### Directions for this task:
Work through the data below and copy out every line where "name" is found.

Segment Start: Record excerpts

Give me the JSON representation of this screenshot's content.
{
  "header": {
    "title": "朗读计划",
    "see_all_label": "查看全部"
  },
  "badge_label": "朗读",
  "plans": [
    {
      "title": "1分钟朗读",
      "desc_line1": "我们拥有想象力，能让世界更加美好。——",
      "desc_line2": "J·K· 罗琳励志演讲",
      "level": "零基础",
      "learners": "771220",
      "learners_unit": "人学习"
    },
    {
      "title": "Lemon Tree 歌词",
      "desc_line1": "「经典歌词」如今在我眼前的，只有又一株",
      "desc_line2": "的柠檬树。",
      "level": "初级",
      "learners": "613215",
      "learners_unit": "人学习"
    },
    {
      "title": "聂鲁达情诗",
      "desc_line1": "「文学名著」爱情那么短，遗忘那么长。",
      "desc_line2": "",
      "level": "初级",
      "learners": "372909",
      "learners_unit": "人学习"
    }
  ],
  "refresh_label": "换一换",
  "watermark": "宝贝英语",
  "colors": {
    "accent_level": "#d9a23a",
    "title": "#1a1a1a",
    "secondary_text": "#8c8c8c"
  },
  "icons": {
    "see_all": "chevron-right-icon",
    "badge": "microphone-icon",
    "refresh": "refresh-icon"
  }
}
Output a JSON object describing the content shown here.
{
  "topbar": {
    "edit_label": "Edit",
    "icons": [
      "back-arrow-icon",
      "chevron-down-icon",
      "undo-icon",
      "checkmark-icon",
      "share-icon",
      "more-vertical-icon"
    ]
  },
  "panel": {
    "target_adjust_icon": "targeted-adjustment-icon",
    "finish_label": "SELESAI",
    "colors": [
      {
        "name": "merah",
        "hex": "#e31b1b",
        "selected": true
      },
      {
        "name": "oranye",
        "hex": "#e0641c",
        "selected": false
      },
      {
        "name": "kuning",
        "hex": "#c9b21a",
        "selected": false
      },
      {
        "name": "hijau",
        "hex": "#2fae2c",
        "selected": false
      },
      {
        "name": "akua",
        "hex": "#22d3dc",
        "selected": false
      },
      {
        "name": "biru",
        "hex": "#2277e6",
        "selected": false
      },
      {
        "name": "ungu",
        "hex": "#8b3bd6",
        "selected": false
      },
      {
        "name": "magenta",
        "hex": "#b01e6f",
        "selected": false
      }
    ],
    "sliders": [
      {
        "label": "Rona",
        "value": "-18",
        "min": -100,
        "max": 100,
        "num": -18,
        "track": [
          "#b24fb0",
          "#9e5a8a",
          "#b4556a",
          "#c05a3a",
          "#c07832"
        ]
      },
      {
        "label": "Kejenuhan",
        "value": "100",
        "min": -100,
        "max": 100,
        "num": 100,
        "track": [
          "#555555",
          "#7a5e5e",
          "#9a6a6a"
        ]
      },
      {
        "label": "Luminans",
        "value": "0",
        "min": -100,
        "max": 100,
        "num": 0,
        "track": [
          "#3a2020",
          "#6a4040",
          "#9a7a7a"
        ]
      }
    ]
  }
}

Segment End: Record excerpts

### Task answer:
        "name": "merah",
        "name": "oranye",
        "name": "kuning",
        "name": "hijau",
        "name": "akua",
        "name": "biru",
        "name": "ungu",
        "name": "magenta",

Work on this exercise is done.